Any Veteran that wishes to join Legion Connect is invited to visit our link: register and look up your Alma matter or your friends and current or former colleagues.
During the Second World War, more than 70 million people died worldwide as a result of the war (training, combat, civilian casualties, war crimes, as well as famine and disease related to the war). The numbers are numbing, the tragedy literally incomprehensible. The death machine ground away twenty-four hours a day for nearly six years, spewing inhumanity, obscenity and tragedy unchecked around the world. It was a time of incredible creativity in the pursuit of death—ballistic missiles, new flying machines, new tactics, gigantic factories for death that ran like Swiss timepieces and finally nuclear weapons. In the end, it was blood and flesh and young lives that made the difference.

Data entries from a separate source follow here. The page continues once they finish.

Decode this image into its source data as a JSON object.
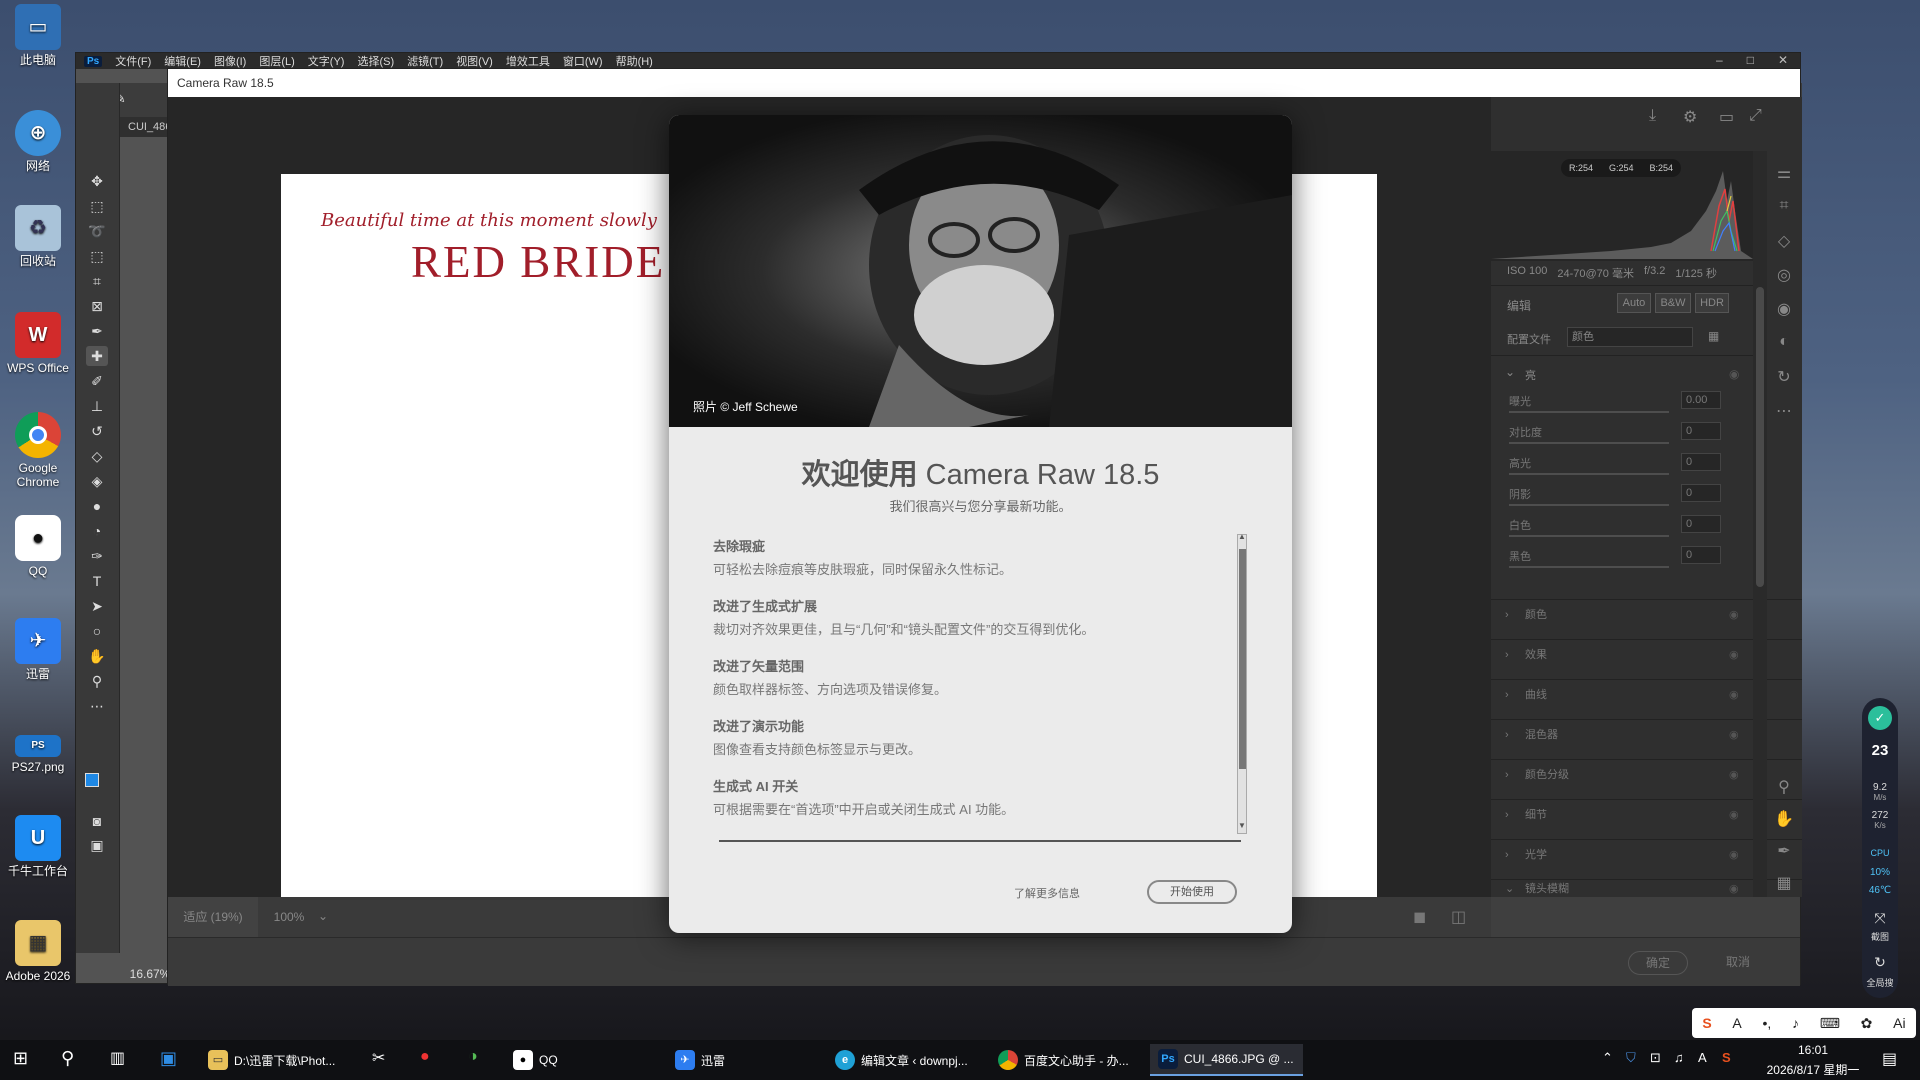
{
  "desktop": {
    "icons": [
      {
        "label": "此电脑"
      },
      {
        "label": "网络"
      },
      {
        "label": "回收站"
      },
      {
        "label": "WPS Office"
      },
      {
        "label": "Google Chrome"
      },
      {
        "label": "QQ"
      },
      {
        "label": "迅雷"
      },
      {
        "label": "PS27.png"
      },
      {
        "label": "千牛工作台"
      },
      {
        "label": "Adobe 2026"
      }
    ]
  },
  "photoshop": {
    "menus": [
      "文件(F)",
      "编辑(E)",
      "图像(I)",
      "图层(L)",
      "文字(Y)",
      "选择(S)",
      "滤镜(T)",
      "视图(V)",
      "增效工具",
      "窗口(W)",
      "帮助(H)"
    ],
    "doc_tab": "CUI_486",
    "zoom_pct": "16.67%"
  },
  "camera_raw": {
    "window_title": "Camera Raw 18.5",
    "image_text_line1": "Beautiful time at this moment slowly",
    "image_text_line2": "RED BRIDE",
    "fit_label": "适应 (19%)",
    "zoom_select": "100%",
    "rgb": {
      "r": "R:254",
      "g": "G:254",
      "b": "B:254"
    },
    "exif": {
      "iso": "ISO 100",
      "lens": "24-70@70 毫米",
      "aperture": "f/3.2",
      "shutter": "1/125 秒"
    },
    "edit_label": "编辑",
    "edit_buttons": [
      "Auto",
      "B&W",
      "HDR"
    ],
    "profile_label": "配置文件",
    "profile_value": "颜色",
    "light_section": "亮",
    "sliders": [
      {
        "label": "曝光",
        "value": "0.00"
      },
      {
        "label": "对比度",
        "value": "0"
      },
      {
        "label": "高光",
        "value": "0"
      },
      {
        "label": "阴影",
        "value": "0"
      },
      {
        "label": "白色",
        "value": "0"
      },
      {
        "label": "黑色",
        "value": "0"
      }
    ],
    "sections": [
      "颜色",
      "效果",
      "曲线",
      "混色器",
      "颜色分级",
      "细节",
      "光学",
      "镜头模糊"
    ],
    "ok_label": "确定",
    "cancel_label": "取消"
  },
  "dialog": {
    "photo_credit": "照片 © Jeff Schewe",
    "title_prefix": "欢迎使用",
    "title_product": "Camera Raw 18.5",
    "subtitle": "我们很高兴与您分享最新功能。",
    "features": [
      {
        "heading": "去除瑕疵",
        "desc": "可轻松去除痘痕等皮肤瑕疵，同时保留永久性标记。"
      },
      {
        "heading": "改进了生成式扩展",
        "desc": "裁切对齐效果更佳，且与“几何”和“镜头配置文件”的交互得到优化。"
      },
      {
        "heading": "改进了矢量范围",
        "desc": "颜色取样器标签、方向选项及错误修复。"
      },
      {
        "heading": "改进了演示功能",
        "desc": "图像查看支持颜色标签显示与更改。"
      },
      {
        "heading": "生成式 AI 开关",
        "desc": "可根据需要在“首选项”中开启或关闭生成式 AI 功能。"
      }
    ],
    "learn_more": "了解更多信息",
    "start_button": "开始使用"
  },
  "side_widget": {
    "count": "23",
    "up_speed": "9.2",
    "up_unit": "M/s",
    "down_speed": "272",
    "down_unit": "K/s",
    "cpu_label": "CPU",
    "cpu_pct": "10%",
    "cpu_temp": "46℃",
    "screenshot_label": "截图",
    "search_label": "全局搜"
  },
  "taskbar": {
    "apps": [
      {
        "label": "D:\\迅雷下载\\Phot..."
      },
      {
        "label": "QQ"
      },
      {
        "label": "迅雷"
      },
      {
        "label": "编辑文章 ‹ downpj..."
      },
      {
        "label": "百度文心助手 - 办..."
      },
      {
        "label": "CUI_4866.JPG @ ..."
      }
    ],
    "time": "16:01",
    "date": "2026/8/17 星期一"
  },
  "colors": {
    "ps_blue": "#31a8ff",
    "accent_red": "#a11e2a",
    "dialog_bg": "#ebebeb"
  }
}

War's opening gambit is death, and it's not over until the killing is
To die in war is a tragedy of immense proportions. Each young life is a story of potential squandered, of beauty consumed by violence, of unimaginable grief for mothers, fathers and spouses. To have died in that horrific war is tragic and a sacrifice that for many millions of people in Europe and the Far East is, today, largely forgotten on an individual basis. For a country with a small population like Canada's during the Second World War, the numbers were tiny fractions of the loss felt by countries like Russia, Poland, Japan, Germany and nations in Europe and the Far East, but none the less, the pain for our country is felt to this day. All these deaths are tragedies, but to be the first or the last of these numbers carries a certain extra tragic significance. To be first, to be taken out of the fight in the opening gambit, to die in the first action, is akin to the first pawn tak
en in a chess game... gone, forgotten and out of the game. To be last seems the greater tragedy—a death by crushing misfortune. After years of risking one's life, having it taken with the finish line, not just in sight, but literally underneath you, carries with it an eternal sadness.

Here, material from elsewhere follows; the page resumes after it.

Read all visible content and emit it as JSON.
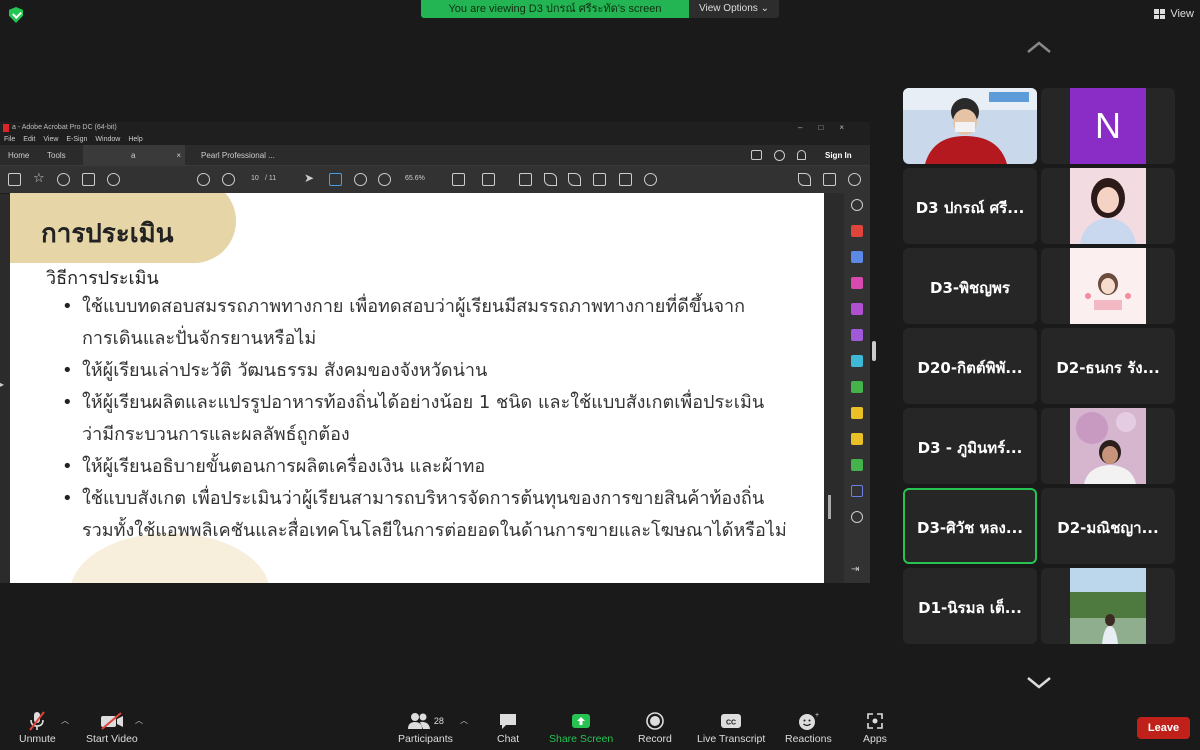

The first Canadian-born combatant to die in the Second World War was Sergeant Albert Stanley Prince, a bomber pilot of the Royal Air Force's Bomber Command. He was killed within 24 hours of Great Britain's declaration of war on Germany and while attacking cruisers of the Kreigsmarine in Wilhelmshaven, the German Navy's main base on the Baltic. His death came a full two years and three months before America entered the war, and was the first Canadian death of more than ten thousand to die in the service of Bomber Command alone. Albert was dead and Eliza Prince became the first of nearly 45,000 Canadian mothers who would carry that sacrifice in their hearts until their dying days. Winifred, his
wife, would have to suffer the loneliness and deprivations of war while carrying her grief for all but 24
hours of a war that lasted more for 52,000 hours.
The last Canadian to die in the Second World War was Lieutenant Gerald Arthur “Andy” Anderson of Trenton, Ontario. Andy, a member of the Royal Canadian Naval Volunteer Reserve, was a Corsair pilot serving with the Royal Navy's Fleet Air Arm. The circumstances of his death are particularly heartbreaking as we shall see. One can imagine that his mother Annie was excited that her son would soon becoming home, for news of the atomic bombs which struck the final blows against Japan would have reached her before the news of her son's death. He died the same day that the last nuclear weapon was used in a war—August 9, 1945.
Good Day Shipmates, The Friends of HMCS Haida received a request to iden fy the sailors in the a ached photo. Do any of you know who they might be.? Thanks. Andy Barber 905 820-5683